Robert W. McElroy was born in San Francisco on February 5, 1954. He received his undergraduate education at Harvard, and received a master’s degree in American history from Stanford in 1976. Entering the seminary for the Archdiocese of San Francisco, he was ordained a priest in l980 and was assigned to the parish where both his parents had been raised. Bishop McElroy served has pastor at St. Gregory Parish, San Francisco for 15 years. In l985 Archbishop Quinn asked him to pursue studies in the field of Catholic social teaching. He received a doctorate in moral theology from the Gregorian University in Rome and a doctorate in political science from Stanford in l989. In the following years he served the Archdiocese of San Francisco as vicar general and as a pastor, and in 2010 Pope Benedict appointed him auxiliary bishop of San Francisco. In 2015 Pope Francis appointed him bishop of San Diego. Bishop McElroy has written two books: The Search for an American Public Theology and Morality and American Foreign Policy. In addition he has written a series of articles on theology and public policy for a variety of journals. Bishop McElroy currently serves the United States Conference of Catholic Bishops on the committees on domestic justice, international justice, ecumenism, Africa, and Latin America.

Amy Uelmen headshot

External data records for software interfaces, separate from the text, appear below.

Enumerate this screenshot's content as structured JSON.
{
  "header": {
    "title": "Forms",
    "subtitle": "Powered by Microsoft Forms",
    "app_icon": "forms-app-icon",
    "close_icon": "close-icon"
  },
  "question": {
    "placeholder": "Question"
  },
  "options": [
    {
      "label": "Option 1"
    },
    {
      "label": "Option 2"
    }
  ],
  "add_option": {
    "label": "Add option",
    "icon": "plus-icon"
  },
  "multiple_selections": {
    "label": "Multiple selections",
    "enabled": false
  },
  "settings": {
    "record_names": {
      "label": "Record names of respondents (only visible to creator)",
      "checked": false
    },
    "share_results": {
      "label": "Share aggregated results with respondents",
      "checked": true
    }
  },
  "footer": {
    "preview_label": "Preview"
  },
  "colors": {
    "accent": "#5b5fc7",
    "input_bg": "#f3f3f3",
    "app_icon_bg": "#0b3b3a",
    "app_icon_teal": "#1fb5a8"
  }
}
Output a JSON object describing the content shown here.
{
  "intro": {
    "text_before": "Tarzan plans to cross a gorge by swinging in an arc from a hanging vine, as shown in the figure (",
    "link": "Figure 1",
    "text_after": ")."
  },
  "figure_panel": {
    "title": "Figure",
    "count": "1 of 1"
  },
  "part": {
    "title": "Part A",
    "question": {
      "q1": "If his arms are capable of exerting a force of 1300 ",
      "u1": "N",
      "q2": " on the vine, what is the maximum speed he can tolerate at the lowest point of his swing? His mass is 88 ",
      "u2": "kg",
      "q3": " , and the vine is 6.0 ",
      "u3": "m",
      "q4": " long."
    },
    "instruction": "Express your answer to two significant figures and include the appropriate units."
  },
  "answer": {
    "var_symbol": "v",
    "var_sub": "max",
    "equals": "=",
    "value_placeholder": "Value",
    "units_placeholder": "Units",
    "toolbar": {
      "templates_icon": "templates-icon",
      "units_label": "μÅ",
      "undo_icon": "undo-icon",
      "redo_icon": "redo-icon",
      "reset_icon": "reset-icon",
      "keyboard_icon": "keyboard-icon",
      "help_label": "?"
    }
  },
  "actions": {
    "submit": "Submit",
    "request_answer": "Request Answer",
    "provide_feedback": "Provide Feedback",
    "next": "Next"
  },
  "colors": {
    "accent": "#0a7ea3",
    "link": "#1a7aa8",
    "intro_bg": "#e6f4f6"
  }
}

Amy Uelmen is a lecturer in religion & professional life and special advisor to the dean at Georgetown University Law Center in Washington, D.C., as well as a senior research fellow at the Berkley Center for Religion, Peace, and World Affairs. Throughout her career, Uelmen has worked closely with the Focolare Movement's projects for economic justice and healing cultural and political polarization. Her degrees are from Georgetown (American Studies, '90, Law '93, and an SJD research doctorate in law '16), and she also holds a Master's in Theology from Fordham. 

·      Faggioli, Massimo. Joe Biden and Catholicism in the United States. New London, CT: Bayard, Inc., 2021.

·      Stone, Ken. “Bishop McElroy Wants Catholic Church to be ‘Proud Collaborators’ with Biden.” Times of San Diego. November 24, 2020.

·      Fraga, Brian. “Bishop McElroy: Denial of Communion to pro-choice politicians by bishops’ conference would be ‘destructive.’” Our Sunday Visitor. February 1, 2021.

·      Dionne, E.J. “The Biden they didn’t expect.” The Chippewa Herald. January 18, 2021.

·      Dionne, E.J. “Radical, Moderate, and Necessary: American Politics & Social Catholicism.” Commonweal. September 30, 2020.

·      Dionne, E.J. “Opinion: Joe Biden and the struggle for American Catholicism.” The Washington Post. January 27, 2021.

·      Faggioli, Massimo. “What Joe Biden (and all American Catholics) owe Jesuit John Courtney Murray.” America. January 19, 2021.

·      Faggioli, Massimo. “A Reset With Rome, But Not at Home: The Vatican welcomes a Biden presidency. Do the bishops?” Commonweal. November 23, 2020.

In his recent article in the New Yorker, Paul Elie sees the comparisons drawn between Pope Francis and Joe Biden as indicating one way that Joe Biden can heal the nation following the polarizing presidency of his predecessor.